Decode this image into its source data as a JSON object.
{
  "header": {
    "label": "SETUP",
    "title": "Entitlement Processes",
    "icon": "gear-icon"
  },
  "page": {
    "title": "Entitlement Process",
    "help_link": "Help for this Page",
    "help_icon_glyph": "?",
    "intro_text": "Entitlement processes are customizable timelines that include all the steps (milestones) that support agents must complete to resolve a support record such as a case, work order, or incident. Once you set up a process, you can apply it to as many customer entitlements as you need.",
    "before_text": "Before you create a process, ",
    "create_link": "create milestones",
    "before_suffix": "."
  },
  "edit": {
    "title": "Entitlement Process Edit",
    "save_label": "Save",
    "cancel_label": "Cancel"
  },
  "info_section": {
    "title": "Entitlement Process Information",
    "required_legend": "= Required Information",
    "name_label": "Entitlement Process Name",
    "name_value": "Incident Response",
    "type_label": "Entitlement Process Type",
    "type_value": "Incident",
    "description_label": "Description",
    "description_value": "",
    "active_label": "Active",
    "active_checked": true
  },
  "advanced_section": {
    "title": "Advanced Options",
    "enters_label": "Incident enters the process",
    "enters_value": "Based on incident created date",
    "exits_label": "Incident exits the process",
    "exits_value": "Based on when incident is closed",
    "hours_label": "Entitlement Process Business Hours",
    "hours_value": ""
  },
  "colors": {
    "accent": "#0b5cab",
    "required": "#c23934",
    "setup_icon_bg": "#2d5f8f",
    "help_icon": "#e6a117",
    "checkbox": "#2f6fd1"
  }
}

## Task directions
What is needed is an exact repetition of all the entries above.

## Solution to this exercise
Decode this image into its source data as a JSON object.
{
  "header": {
    "label": "SETUP",
    "title": "Entitlement Processes",
    "icon": "gear-icon"
  },
  "page": {
    "title": "Entitlement Process",
    "help_link": "Help for this Page",
    "help_icon_glyph": "?",
    "intro_text": "Entitlement processes are customizable timelines that include all the steps (milestones) that support agents must complete to resolve a support record such as a case, work order, or incident. Once you set up a process, you can apply it to as many customer entitlements as you need.",
    "before_text": "Before you create a process, ",
    "create_link": "create milestones",
    "before_suffix": "."
  },
  "edit": {
    "title": "Entitlement Process Edit",
    "save_label": "Save",
    "cancel_label": "Cancel"
  },
  "info_section": {
    "title": "Entitlement Process Information",
    "required_legend": "= Required Information",
    "name_label": "Entitlement Process Name",
    "name_value": "Incident Response",
    "type_label": "Entitlement Process Type",
    "type_value": "Incident",
    "description_label": "Description",
    "description_value": "",
    "active_label": "Active",
    "active_checked": true
  },
  "advanced_section": {
    "title": "Advanced Options",
    "enters_label": "Incident enters the process",
    "enters_value": "Based on incident created date",
    "exits_label": "Incident exits the process",
    "exits_value": "Based on when incident is closed",
    "hours_label": "Entitlement Process Business Hours",
    "hours_value": ""
  },
  "colors": {
    "accent": "#0b5cab",
    "required": "#c23934",
    "setup_icon_bg": "#2d5f8f",
    "help_icon": "#e6a117",
    "checkbox": "#2f6fd1"
  }
}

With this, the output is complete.